Raising taxes makes state fiscal crisis worse

Posted: Mar 18, 2003 12:00 AM

State governments are in a fiscal crisis not entirely of their own making but certainly exacerbated by their extravagance. According to recent estimates, states face combined budget deficits of $100 billion during the rest of this year and next, due in the main to a stagnant economy. But that is no excuse to raise taxes.

Governors and state legislatures are casting their revenue nets widely, all the way from raising taxes on cigarettes and gasoline to expanding gambling and imposing new taxes on Internet sales to people who don't even live inside the state's borders. It is particularly disappointing to see Republican governors, who should know better, in the forefront of this latest assault on hardworking taxpayers.

Not a week goes by that one doesn't hear governors pleading with Washington to bail them out. When that fails, they insist they have no alternative but to raise taxes and further pollute our society with a slot machine on every corner. Nonsense.

The primary cause of the fiscal crisis in America at all levels is a weak economy, but the equally relevant cause is fiscal profligacy that has been accumulating for more than 15 years. From 1986 to 2000, state governments were on a spending binge of enormous proportion. According to a report by the National Federation of Independent Businesses, inflation-adjusted, per-capita state expenditures during that period grew by more than 40 percent. Even with today's weak economy, research by Club for Growth President Stephen Moore and his associates concludes that states currently would be $100 billion in the black if they had just restrained spending growth during the 1990s to the same rate as inflation plus the rate of population growth.

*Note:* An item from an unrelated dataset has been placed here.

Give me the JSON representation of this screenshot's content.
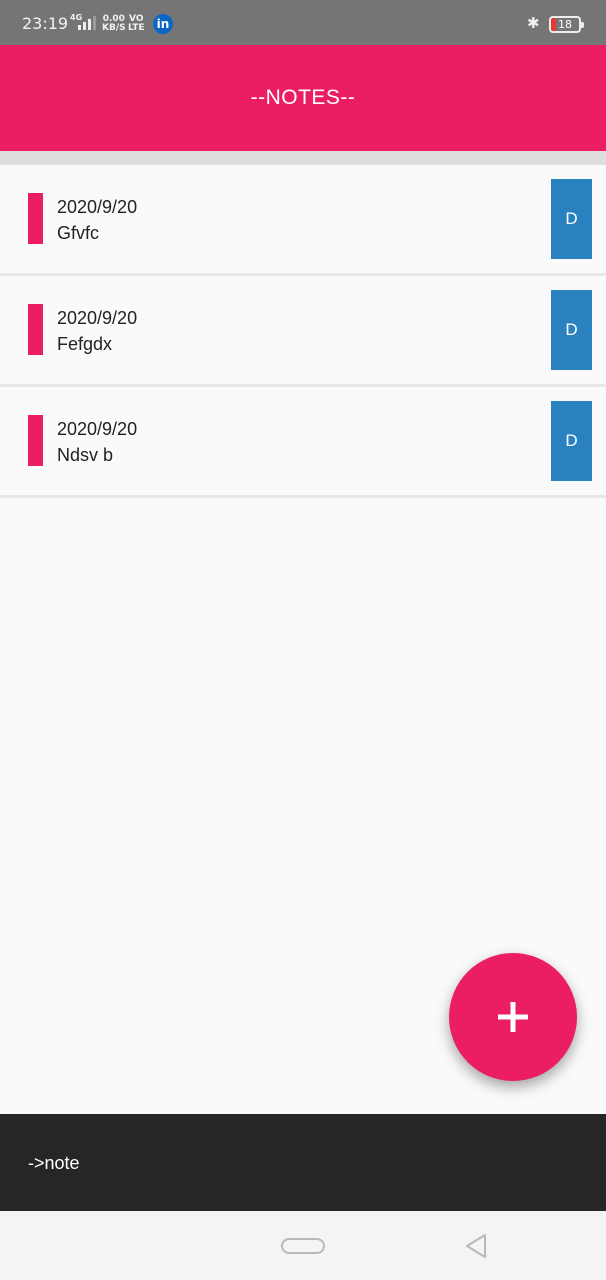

Extravagant spending increases when times were good put a time bomb in state budgets that exploded with a bang when a sinking economy caused revenues to fall and entitlement spending to increase. Raising taxes cannot defuse that time bomb. The key to resolving state fiscal problems is to revive economic growth, and the key to doing this lies with the kinds of tax reforms and tax rate reductions President Bush has proposed.

Raising taxes - be it the counterproductive idea of raising the federal gasoline tax 20 cents a gallon or any of the panoply of proposed tax hikes at the state and local level - retards economic growth more and digs the fiscal hole deeper. As former Treasury Department official Bruce Bartlett [Townhall columnist] points out, tax rates on cigarettes are already so high in some places (such as New York City, where the price of a pack of cigarettes has been pushed to $7.50) that tax evasion is rampant and revenues are beginning to fall.

Ohio's Republican state Senate president Doug White illustrates how state officials are allowing the fiscal crisis to corrode their principles where gambling is concerned: "I do not like gaming, I do not participate in gaming and I do not encourage anyone else to participate in gaming because it's a loser's game," he said. Yet, White has vigorously pushed a bill in the Ohio Senate that would put slot machines in the state's horse-racing tracks.

Worst of all, many governors are also pushing the idea of an Internet tax cartel that would allow states to impose their sales taxes on people making Internet purchases who don't even live in their state. In truth, this is simply an old bad idea looking for a new excuse to justify it. The states think they've found their excuse in the revenue shortfalls caused by an economy suddenly too weak to support the extravagant spending they enacted during the good times. Anyway, most e-commerce is business-to-business and thus not even subject to the sales tax.

Frank Shafroth, executive director of the National Governors Association, laments that if only states could tax online sales to individuals who live outside their borders, they could plug 30 percent to 50 percent of the state budget deficits this year. What he neglects to point out is that the governors' lobby was pushing this Internet tax cartel scheme even when state coffers were awash with revenue.

The only effective way to guard against budget gaps during economic slowdowns is to minimize economic slowdowns in the first place and limit spending during economic good times. Colorado, where Bill Owens is governor, has an effective Taxpayer Bill of Rights that does it right - limiting growth in state revenues to the rate of inflation plus population growth.

Liberals love to quote John Maynard Keynes, but just read his words back in 1933: "A reduction of taxation will run a better chance than an increase of balancing the budget.

To take the opposite view resembles a manufacturer who, running at a loss, decides to raise his price. And when his declining sales increase, the loss decides that prudence requires him to raise the price still more. And who, when at last his account is balanced with naught on both sides, is still found righteously declaring that it would have been the act of a gambler to reduce the price when you were already making a loss."

Cutting tax rates to revive economic growth as President Bush wants to do is no "riverboat gamble." It is the prudent thing to do.